Element data from apps and pages
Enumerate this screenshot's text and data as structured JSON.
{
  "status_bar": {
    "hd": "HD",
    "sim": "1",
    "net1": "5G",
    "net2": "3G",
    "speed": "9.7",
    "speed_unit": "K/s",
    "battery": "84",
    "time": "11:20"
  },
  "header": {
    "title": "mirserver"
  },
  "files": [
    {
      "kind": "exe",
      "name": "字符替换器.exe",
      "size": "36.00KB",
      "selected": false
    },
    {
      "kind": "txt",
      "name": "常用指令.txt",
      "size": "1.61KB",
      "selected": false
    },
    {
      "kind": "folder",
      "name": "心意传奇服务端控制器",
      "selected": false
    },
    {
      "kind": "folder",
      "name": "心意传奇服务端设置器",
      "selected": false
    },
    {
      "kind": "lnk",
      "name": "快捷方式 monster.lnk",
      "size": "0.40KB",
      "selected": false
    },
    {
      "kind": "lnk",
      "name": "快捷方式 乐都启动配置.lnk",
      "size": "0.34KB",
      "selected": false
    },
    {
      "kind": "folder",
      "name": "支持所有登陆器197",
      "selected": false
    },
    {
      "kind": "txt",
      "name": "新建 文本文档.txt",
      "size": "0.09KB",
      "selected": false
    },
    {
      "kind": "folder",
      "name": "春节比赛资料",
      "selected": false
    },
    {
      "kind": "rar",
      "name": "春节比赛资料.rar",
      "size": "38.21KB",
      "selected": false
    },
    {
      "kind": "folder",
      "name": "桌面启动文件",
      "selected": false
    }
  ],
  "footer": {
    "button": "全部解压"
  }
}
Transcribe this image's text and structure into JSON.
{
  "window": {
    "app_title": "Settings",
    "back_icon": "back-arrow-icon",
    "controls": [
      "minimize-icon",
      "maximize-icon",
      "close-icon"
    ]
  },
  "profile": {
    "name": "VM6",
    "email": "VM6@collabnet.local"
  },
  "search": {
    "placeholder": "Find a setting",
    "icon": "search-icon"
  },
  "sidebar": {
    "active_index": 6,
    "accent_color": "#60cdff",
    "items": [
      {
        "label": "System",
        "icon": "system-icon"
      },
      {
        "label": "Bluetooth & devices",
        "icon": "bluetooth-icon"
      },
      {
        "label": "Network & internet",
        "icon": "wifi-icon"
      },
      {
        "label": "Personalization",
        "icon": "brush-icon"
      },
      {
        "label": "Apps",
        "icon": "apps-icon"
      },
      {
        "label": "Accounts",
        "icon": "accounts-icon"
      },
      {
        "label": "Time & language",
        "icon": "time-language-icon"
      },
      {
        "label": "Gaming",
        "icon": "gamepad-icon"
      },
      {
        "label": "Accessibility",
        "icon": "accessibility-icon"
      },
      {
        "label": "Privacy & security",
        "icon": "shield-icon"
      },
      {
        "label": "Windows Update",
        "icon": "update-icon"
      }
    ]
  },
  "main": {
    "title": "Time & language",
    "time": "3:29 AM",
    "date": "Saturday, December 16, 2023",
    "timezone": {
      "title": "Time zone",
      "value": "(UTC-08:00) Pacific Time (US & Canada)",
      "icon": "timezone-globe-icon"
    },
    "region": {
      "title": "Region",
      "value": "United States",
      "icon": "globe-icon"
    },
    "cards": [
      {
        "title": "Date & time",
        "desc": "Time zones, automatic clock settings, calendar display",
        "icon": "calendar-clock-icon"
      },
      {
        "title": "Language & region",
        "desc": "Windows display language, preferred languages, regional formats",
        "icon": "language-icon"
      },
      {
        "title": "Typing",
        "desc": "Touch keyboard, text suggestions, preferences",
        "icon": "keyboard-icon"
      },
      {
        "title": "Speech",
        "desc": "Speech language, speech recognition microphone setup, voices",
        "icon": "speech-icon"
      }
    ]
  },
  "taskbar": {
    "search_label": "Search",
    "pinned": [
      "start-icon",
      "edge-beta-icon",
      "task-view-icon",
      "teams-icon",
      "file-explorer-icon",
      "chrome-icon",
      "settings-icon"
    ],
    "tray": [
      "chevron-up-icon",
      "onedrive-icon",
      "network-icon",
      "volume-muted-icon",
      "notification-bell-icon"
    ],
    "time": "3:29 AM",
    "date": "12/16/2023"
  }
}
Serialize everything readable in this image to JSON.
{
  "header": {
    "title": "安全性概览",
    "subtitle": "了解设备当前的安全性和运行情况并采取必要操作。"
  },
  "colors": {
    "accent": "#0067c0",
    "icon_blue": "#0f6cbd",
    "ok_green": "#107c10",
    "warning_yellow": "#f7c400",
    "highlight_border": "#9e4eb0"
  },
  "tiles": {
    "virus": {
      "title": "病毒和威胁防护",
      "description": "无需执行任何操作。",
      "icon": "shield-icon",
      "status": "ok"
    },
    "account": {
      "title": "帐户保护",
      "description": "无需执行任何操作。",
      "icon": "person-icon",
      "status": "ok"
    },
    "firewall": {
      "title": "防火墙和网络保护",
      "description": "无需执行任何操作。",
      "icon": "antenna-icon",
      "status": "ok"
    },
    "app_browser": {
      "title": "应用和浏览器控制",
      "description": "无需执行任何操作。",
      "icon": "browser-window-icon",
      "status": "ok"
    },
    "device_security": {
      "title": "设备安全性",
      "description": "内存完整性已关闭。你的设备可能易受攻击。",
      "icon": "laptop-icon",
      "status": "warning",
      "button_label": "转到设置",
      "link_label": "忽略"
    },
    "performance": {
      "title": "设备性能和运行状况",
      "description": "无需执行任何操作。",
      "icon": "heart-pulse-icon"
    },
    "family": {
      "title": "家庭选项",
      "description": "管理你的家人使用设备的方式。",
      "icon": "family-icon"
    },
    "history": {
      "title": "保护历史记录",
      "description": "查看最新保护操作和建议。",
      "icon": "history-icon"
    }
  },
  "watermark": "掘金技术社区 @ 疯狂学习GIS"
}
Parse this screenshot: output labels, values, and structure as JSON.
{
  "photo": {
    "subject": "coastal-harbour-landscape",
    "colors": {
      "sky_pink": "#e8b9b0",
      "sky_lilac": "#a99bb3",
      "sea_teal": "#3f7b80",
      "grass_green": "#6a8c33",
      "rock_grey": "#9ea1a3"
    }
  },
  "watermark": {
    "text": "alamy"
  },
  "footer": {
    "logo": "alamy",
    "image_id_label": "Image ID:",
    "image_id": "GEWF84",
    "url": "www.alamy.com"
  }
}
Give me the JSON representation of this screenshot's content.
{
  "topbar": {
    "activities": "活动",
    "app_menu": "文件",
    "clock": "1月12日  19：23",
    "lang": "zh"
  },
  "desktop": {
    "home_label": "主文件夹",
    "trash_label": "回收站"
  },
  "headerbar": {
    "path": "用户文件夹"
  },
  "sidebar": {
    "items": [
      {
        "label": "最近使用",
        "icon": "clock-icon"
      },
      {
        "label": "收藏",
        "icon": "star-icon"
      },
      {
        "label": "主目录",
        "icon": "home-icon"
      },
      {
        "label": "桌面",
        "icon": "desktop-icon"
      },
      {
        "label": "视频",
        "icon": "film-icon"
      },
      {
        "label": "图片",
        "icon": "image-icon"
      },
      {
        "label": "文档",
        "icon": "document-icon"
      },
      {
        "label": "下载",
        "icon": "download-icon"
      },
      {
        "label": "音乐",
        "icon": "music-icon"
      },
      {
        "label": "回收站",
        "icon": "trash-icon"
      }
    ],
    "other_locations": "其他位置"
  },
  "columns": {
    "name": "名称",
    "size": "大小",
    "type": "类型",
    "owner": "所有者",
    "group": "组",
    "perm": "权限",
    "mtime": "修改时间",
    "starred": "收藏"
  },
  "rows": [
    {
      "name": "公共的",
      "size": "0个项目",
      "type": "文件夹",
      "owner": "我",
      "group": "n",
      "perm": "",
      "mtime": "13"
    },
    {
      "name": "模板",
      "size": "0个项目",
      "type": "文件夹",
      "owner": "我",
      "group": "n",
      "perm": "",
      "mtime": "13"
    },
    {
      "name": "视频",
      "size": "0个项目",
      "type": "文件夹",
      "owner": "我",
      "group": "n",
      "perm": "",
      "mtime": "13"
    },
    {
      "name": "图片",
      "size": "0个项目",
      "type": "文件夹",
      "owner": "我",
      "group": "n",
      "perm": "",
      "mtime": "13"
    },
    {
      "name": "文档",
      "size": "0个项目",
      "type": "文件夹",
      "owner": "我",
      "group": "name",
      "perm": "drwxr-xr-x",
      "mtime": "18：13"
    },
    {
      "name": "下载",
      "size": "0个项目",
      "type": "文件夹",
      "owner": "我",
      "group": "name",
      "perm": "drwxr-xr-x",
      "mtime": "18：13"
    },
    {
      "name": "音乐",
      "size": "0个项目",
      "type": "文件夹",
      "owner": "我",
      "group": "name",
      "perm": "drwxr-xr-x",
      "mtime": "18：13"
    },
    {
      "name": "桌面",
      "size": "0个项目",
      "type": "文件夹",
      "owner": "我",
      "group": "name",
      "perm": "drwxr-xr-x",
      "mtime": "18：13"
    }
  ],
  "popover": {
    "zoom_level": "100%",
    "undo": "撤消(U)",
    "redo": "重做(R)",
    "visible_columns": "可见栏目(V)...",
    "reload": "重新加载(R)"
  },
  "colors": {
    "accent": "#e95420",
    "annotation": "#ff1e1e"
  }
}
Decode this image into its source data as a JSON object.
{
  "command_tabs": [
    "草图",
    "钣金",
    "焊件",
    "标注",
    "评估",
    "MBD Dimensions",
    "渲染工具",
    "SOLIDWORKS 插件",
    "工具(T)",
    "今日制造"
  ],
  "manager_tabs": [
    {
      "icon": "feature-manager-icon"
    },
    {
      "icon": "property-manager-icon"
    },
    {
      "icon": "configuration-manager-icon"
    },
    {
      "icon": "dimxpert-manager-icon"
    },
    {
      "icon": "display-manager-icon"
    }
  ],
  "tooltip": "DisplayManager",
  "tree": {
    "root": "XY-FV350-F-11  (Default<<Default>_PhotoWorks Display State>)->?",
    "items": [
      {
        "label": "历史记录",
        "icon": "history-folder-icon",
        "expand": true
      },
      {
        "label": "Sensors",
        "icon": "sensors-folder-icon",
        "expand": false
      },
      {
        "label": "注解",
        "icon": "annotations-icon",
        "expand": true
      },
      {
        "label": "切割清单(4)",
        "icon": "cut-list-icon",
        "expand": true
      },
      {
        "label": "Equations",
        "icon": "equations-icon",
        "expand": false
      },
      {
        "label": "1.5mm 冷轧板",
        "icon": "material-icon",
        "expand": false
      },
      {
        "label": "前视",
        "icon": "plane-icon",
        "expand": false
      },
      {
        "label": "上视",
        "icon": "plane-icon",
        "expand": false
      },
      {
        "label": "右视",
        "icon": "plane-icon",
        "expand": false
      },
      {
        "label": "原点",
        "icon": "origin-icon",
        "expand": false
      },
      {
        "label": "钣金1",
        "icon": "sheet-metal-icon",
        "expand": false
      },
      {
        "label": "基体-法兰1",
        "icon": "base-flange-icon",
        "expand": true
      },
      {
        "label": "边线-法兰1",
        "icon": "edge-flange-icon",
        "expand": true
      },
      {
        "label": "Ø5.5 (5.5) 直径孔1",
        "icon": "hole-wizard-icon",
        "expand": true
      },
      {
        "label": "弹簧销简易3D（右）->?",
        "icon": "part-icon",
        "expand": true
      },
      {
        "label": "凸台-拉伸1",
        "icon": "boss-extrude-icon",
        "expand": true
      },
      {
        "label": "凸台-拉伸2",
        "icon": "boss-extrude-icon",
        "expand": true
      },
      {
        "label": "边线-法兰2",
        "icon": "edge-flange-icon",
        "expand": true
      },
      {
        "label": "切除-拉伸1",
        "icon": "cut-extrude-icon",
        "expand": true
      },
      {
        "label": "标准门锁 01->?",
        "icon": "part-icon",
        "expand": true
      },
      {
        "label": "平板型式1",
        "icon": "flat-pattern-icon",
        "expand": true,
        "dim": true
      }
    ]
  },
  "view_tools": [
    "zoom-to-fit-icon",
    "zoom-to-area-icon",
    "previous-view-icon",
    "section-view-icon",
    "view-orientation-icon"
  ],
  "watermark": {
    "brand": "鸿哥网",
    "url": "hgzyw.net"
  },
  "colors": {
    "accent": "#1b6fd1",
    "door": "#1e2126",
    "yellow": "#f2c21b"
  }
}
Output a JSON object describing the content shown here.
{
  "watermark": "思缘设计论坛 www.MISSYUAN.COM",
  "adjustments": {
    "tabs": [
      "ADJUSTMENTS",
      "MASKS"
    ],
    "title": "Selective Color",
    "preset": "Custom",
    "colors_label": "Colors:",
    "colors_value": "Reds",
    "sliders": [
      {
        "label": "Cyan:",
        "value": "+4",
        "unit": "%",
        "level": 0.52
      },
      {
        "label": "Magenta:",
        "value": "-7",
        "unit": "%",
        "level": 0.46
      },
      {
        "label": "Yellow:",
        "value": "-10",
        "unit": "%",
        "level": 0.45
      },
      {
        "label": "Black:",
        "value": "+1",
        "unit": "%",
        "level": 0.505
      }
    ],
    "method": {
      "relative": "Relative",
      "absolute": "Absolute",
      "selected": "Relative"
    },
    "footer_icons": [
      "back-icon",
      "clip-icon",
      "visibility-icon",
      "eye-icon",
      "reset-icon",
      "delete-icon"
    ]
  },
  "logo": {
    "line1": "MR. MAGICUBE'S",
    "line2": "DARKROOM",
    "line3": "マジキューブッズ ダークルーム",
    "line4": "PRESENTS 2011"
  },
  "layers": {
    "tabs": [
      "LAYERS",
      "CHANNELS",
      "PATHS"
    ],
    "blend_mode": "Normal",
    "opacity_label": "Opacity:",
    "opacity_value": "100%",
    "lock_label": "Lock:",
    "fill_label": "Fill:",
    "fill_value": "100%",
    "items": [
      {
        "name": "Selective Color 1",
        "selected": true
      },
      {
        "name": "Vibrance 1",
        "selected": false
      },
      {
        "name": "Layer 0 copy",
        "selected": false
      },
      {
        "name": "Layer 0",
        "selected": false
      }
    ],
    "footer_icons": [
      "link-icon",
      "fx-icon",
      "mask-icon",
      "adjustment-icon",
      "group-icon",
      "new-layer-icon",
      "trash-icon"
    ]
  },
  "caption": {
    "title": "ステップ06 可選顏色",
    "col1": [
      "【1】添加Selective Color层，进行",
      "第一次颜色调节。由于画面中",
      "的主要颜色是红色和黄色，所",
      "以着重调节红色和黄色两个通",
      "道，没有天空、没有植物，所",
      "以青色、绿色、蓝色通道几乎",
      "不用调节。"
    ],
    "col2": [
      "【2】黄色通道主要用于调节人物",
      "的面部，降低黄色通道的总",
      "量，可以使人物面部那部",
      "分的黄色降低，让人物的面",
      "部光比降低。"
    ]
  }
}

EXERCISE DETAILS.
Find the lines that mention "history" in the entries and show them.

YOUR RESPONSE.
    "history": {
      "icon": "history-icon"
        "icon": "history-folder-icon",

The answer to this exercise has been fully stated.